Who Is The Clean Trust?
Much is made about choosing a restoration provider that has been certified by an industry authority, and most often the recommended authority is The Clean Trust. Most folks don’t know who this is, however, so perhaps the name bears some explanation.
Originally founded in 1972, the Clean Trust was initially known as the Institute For Inspection, Cleaning, and Restoration Certification, with the tongue tying moniker abbreviated to IICRC. It was designed to be standard setting organization for the restoration industry, which has largely been unregulated. The IICRC eventually grew nationwide, offering training, education, and certification for all aspects of the restoration industry. Currently, they represent more than 5700 firms and 54,000 technicians.

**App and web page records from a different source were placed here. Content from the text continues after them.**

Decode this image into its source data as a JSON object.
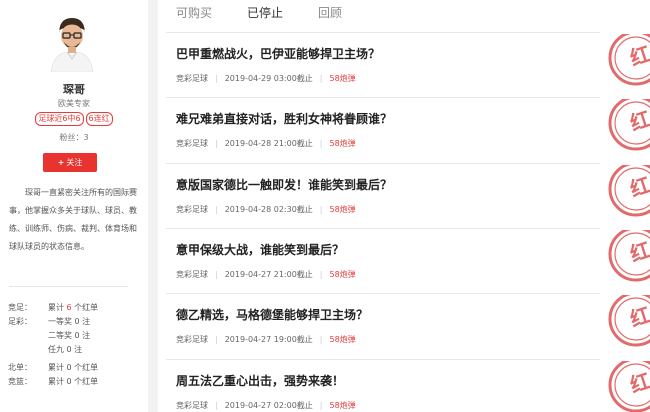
{
  "colors": {
    "accent": "#e8332f",
    "stamp": "#e36a6a"
  },
  "profile": {
    "name": "琛哥",
    "title": "欧美专家",
    "badges": [
      "足球近6中6",
      "6连红"
    ],
    "fans": "粉丝：3",
    "follow_label": "关注",
    "follow_icon": "plus-icon",
    "bio": "琛哥一直紧密关注所有的国际赛事，他掌握众多关于球队、球员、教练、训练师、伤病、裁判、体育场和球队球员的状态信息。",
    "stats": [
      {
        "category": "竞足：",
        "prefix": "累计 ",
        "count": "6",
        "suffix": " 个红单",
        "highlight": true
      },
      {
        "category": "足彩：",
        "prefix": "一等奖 ",
        "count": "0",
        "suffix": " 注",
        "highlight": false
      },
      {
        "category": "",
        "prefix": "二等奖 ",
        "count": "0",
        "suffix": " 注",
        "highlight": false
      },
      {
        "category": "",
        "prefix": "任九 ",
        "count": "0",
        "suffix": " 注",
        "highlight": false
      },
      {
        "category": "北单：",
        "prefix": "累计 ",
        "count": "0",
        "suffix": " 个红单",
        "highlight": false
      },
      {
        "category": "竞篮：",
        "prefix": "累计 ",
        "count": "0",
        "suffix": " 个红单",
        "highlight": false
      }
    ]
  },
  "tabs": [
    {
      "label": "可购买",
      "active": false
    },
    {
      "label": "已停止",
      "active": true
    },
    {
      "label": "回顾",
      "active": false
    }
  ],
  "articles": [
    {
      "title": "巴甲重燃战火，巴伊亚能够捍卫主场？",
      "category": "竞彩足球",
      "time": "2019-04-29 03:00截止",
      "price": "58炮弹",
      "stamp": "红"
    },
    {
      "title": "难兄难弟直接对话，胜利女神将眷顾谁？",
      "category": "竞彩足球",
      "time": "2019-04-28 21:00截止",
      "price": "58炮弹",
      "stamp": "红"
    },
    {
      "title": "意版国家德比一触即发！谁能笑到最后？",
      "category": "竞彩足球",
      "time": "2019-04-28 02:30截止",
      "price": "58炮弹",
      "stamp": "红"
    },
    {
      "title": "意甲保级大战，谁能笑到最后？",
      "category": "竞彩足球",
      "time": "2019-04-27 21:00截止",
      "price": "58炮弹",
      "stamp": "红"
    },
    {
      "title": "德乙精选，马格德堡能够捍卫主场？",
      "category": "竞彩足球",
      "time": "2019-04-27 19:00截止",
      "price": "58炮弹",
      "stamp": "红"
    },
    {
      "title": "周五法乙重心出击，强势来袭！",
      "category": "竞彩足球",
      "time": "2019-04-27 02:00截止",
      "price": "58炮弹",
      "stamp": "红"
    }
  ]
}
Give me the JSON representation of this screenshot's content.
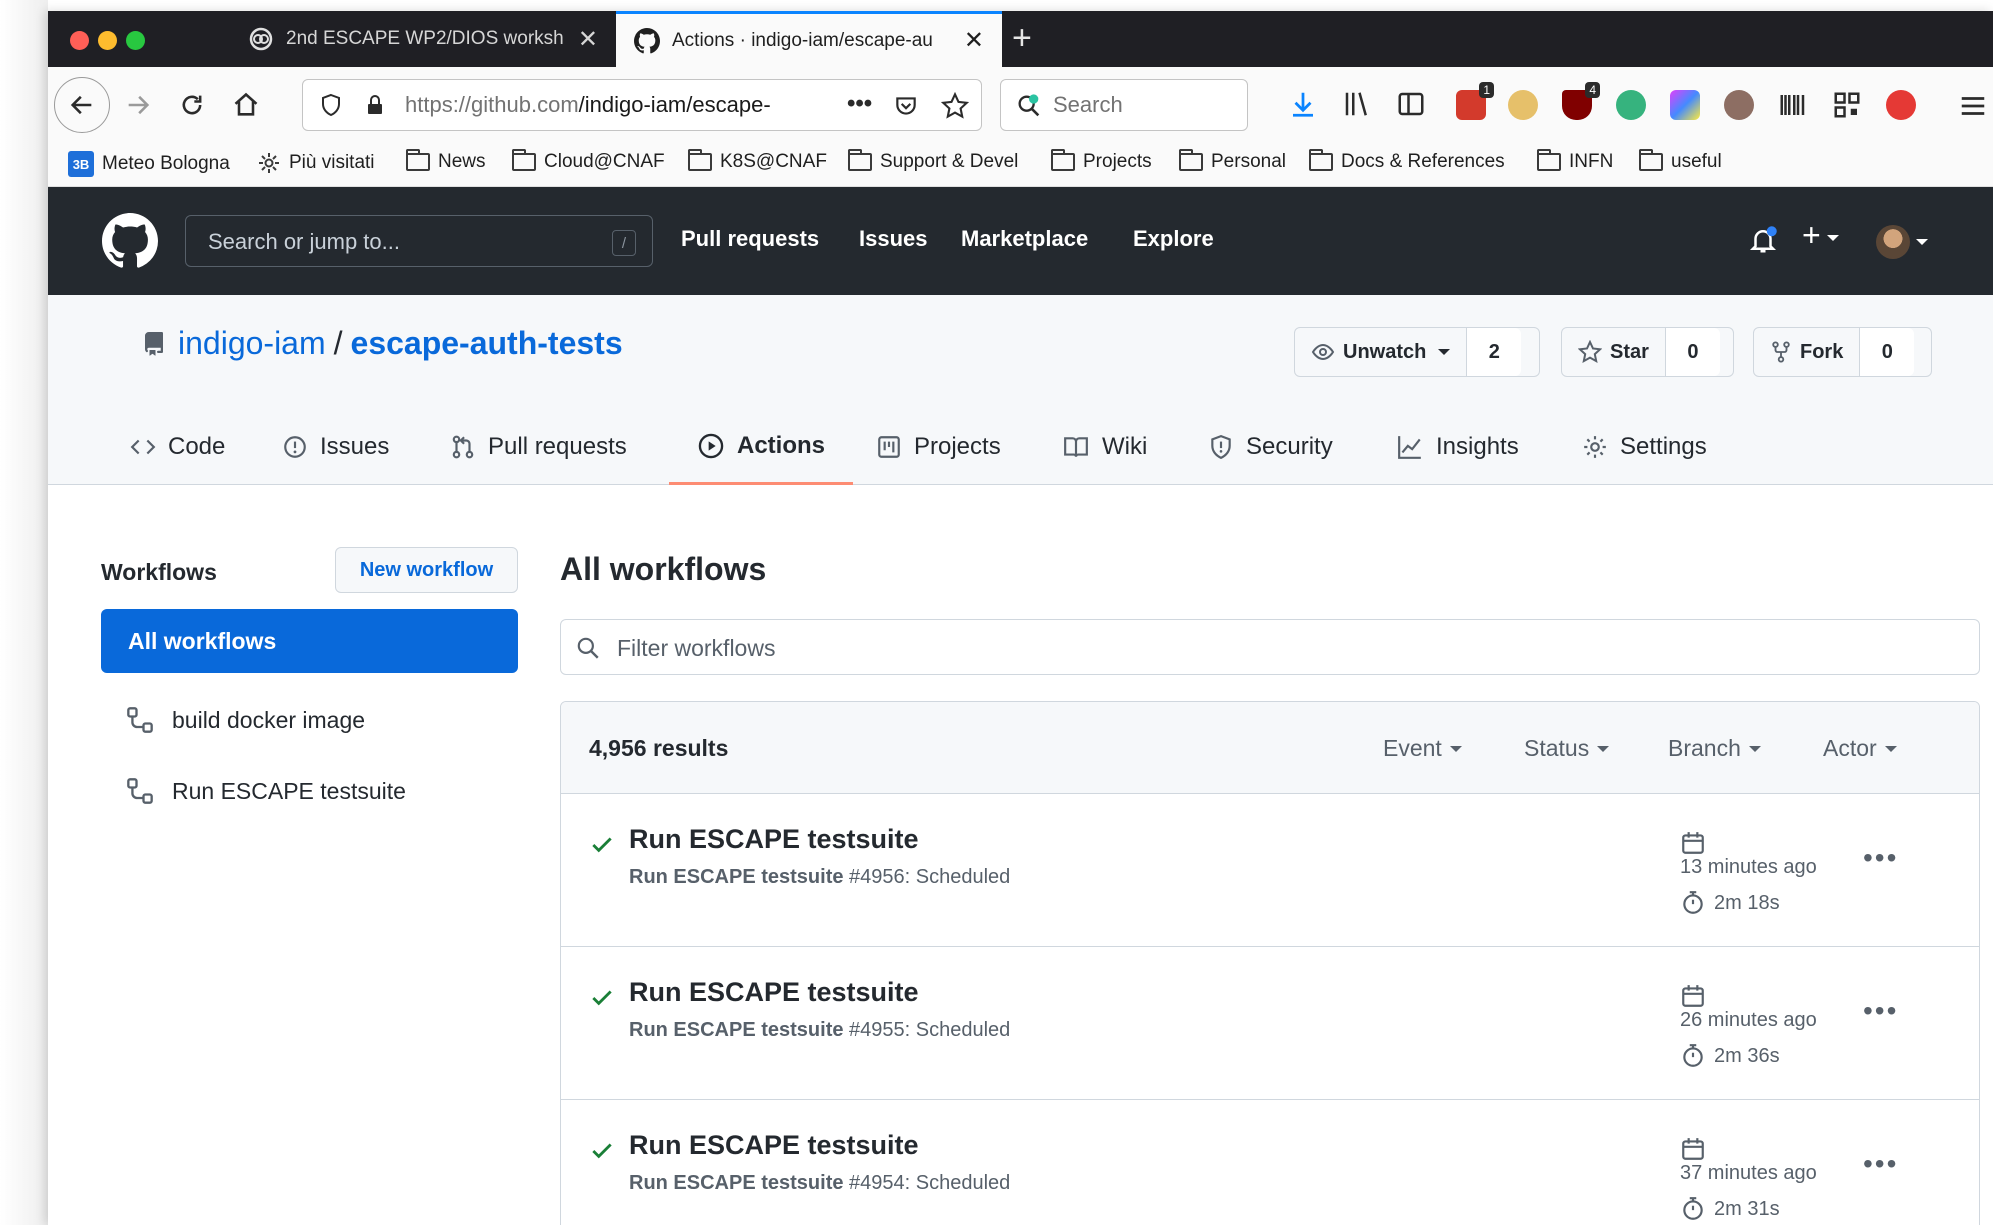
{
  "browser": {
    "tabs": [
      {
        "title": "2nd ESCAPE WP2/DIOS worksh",
        "active": false
      },
      {
        "title": "Actions · indigo-iam/escape-au",
        "active": true
      }
    ],
    "url_host": "https://github.com",
    "url_path": "/indigo-iam/escape-",
    "search_placeholder": "Search",
    "ext_badges": {
      "first": "1",
      "second": "4"
    },
    "bookmarks": [
      {
        "label": "Meteo Bologna",
        "icon": "meteo-icon"
      },
      {
        "label": "Più visitati",
        "icon": "gear-icon"
      },
      {
        "label": "News",
        "icon": "folder-icon"
      },
      {
        "label": "Cloud@CNAF",
        "icon": "folder-icon"
      },
      {
        "label": "K8S@CNAF",
        "icon": "folder-icon"
      },
      {
        "label": "Support & Devel",
        "icon": "folder-icon"
      },
      {
        "label": "Projects",
        "icon": "folder-icon"
      },
      {
        "label": "Personal",
        "icon": "folder-icon"
      },
      {
        "label": "Docs & References",
        "icon": "folder-icon"
      },
      {
        "label": "INFN",
        "icon": "folder-icon"
      },
      {
        "label": "useful",
        "icon": "folder-icon"
      }
    ]
  },
  "github": {
    "search_placeholder": "Search or jump to...",
    "search_shortcut": "/",
    "nav": [
      "Pull requests",
      "Issues",
      "Marketplace",
      "Explore"
    ]
  },
  "repo": {
    "owner": "indigo-iam",
    "name": "escape-auth-tests",
    "watch_label": "Unwatch",
    "watch_count": "2",
    "star_label": "Star",
    "star_count": "0",
    "fork_label": "Fork",
    "fork_count": "0",
    "tabs": [
      "Code",
      "Issues",
      "Pull requests",
      "Actions",
      "Projects",
      "Wiki",
      "Security",
      "Insights",
      "Settings"
    ],
    "active_tab": "Actions"
  },
  "sidebar": {
    "heading": "Workflows",
    "new_workflow": "New workflow",
    "all_workflows": "All workflows",
    "items": [
      "build docker image",
      "Run ESCAPE testsuite"
    ]
  },
  "main": {
    "title": "All workflows",
    "filter_placeholder": "Filter workflows",
    "results_count": "4,956 results",
    "filters": [
      "Event",
      "Status",
      "Branch",
      "Actor"
    ],
    "runs": [
      {
        "title": "Run ESCAPE testsuite",
        "workflow": "Run ESCAPE testsuite",
        "detail": "#4956: Scheduled",
        "when": "13 minutes ago",
        "duration": "2m 18s",
        "status": "success"
      },
      {
        "title": "Run ESCAPE testsuite",
        "workflow": "Run ESCAPE testsuite",
        "detail": "#4955: Scheduled",
        "when": "26 minutes ago",
        "duration": "2m 36s",
        "status": "success"
      },
      {
        "title": "Run ESCAPE testsuite",
        "workflow": "Run ESCAPE testsuite",
        "detail": "#4954: Scheduled",
        "when": "37 minutes ago",
        "duration": "2m 31s",
        "status": "success"
      }
    ]
  },
  "colors": {
    "accent": "#0969da",
    "success": "#1a7f37",
    "tab_underline": "#fd8c73",
    "header_bg": "#24292f"
  }
}
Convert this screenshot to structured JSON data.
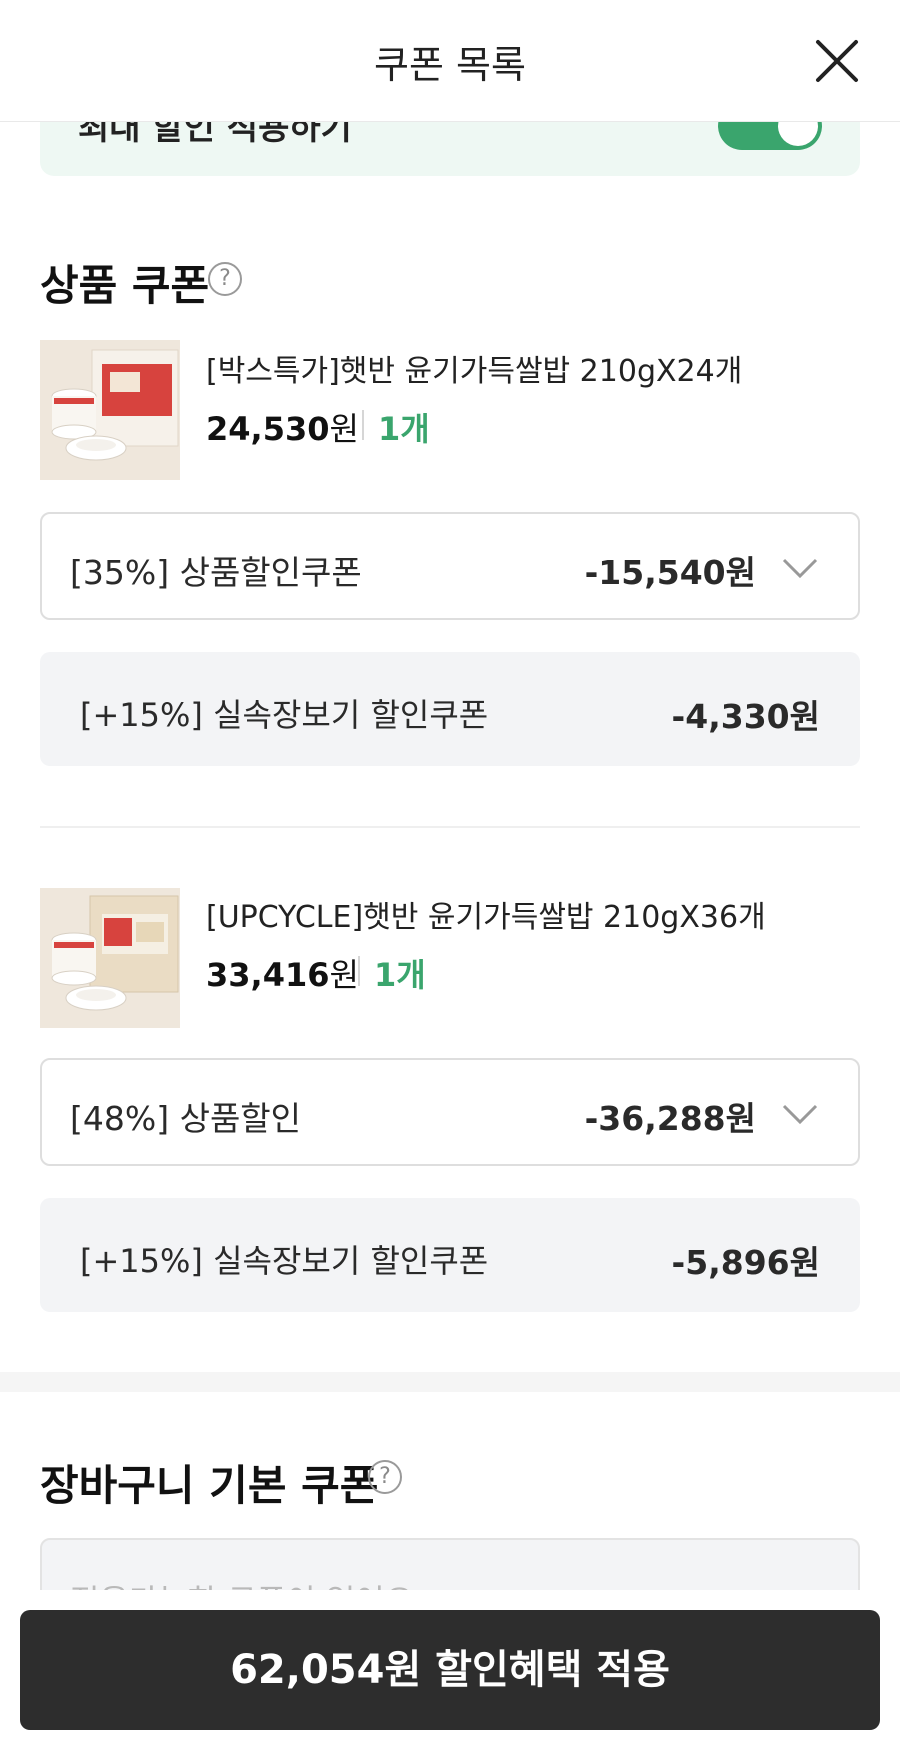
{
  "header": {
    "title": "쿠폰 목록"
  },
  "toggle": {
    "label": "최대 할인 적용하기",
    "on": true,
    "color": "#3aa56d"
  },
  "product_coupons": {
    "title": "상품 쿠폰",
    "help": "?",
    "items": [
      {
        "name": "[박스특가]햇반 윤기가득쌀밥 210gX24개",
        "price": "24,530",
        "won": "원",
        "qty": "1개",
        "selected_coupon": {
          "label": "[35%] 상품할인쿠폰",
          "amount": "-15,540원"
        },
        "extra_coupon": {
          "label": "[+15%] 실속장보기 할인쿠폰",
          "amount": "-4,330원"
        }
      },
      {
        "name": "[UPCYCLE]햇반 윤기가득쌀밥 210gX36개",
        "price": "33,416",
        "won": "원",
        "qty": "1개",
        "selected_coupon": {
          "label": "[48%] 상품할인",
          "amount": "-36,288원"
        },
        "extra_coupon": {
          "label": "[+15%] 실속장보기 할인쿠폰",
          "amount": "-5,896원"
        }
      }
    ]
  },
  "cart_coupons": {
    "title": "장바구니 기본 쿠폰",
    "help": "?",
    "empty_text": "적용가능한 쿠폰이 없어요"
  },
  "apply_button": {
    "label": "62,054원 할인혜택 적용"
  },
  "colors": {
    "accent": "#3aa56d",
    "button": "#2d2d2d",
    "panel": "#f3f4f6"
  }
}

There are no actual schools, but rather licensed instructors in given areas that provide the necessary training, as well as individual education institutions that are licensed to provide certification. These schools and instructors must meet the criteria set forth by the organization. The Clean Trust also serves as a referral source for certified firms and inspectors.
In the fall of 2011, the decision was made to simplify the name to The Clean Trust, with a corresponding ad campaign rolling out to make folks aware of the change.
“The Clean Trust lets people know exactly what we do, in a business-like, technical, professional way. We train. We set the standards. We certify. We vouch for a technician’s ability and professionalism and thereby ease our customer’s worries and concerns,” said Paul Pearce, The Clean Trust Chairman “Although the acronym of the IICRC also had a meaning; it wasn’t as direct and easy to understand.”
The mission hasn’t changed; The Clean Trust will continue as an ANSI Standard Development Organization (SDO) and pursue the standard development for the restoration industry, providing up to date education and training for its members.
For more than four decades, the Clean Trust has earned the reputation among the water restoration industry and community for reliability and trust, providing a measure of accountability for restoration providers, and an authority figure for homeowners to look to for guidance during what is usually a very trying time in their lives.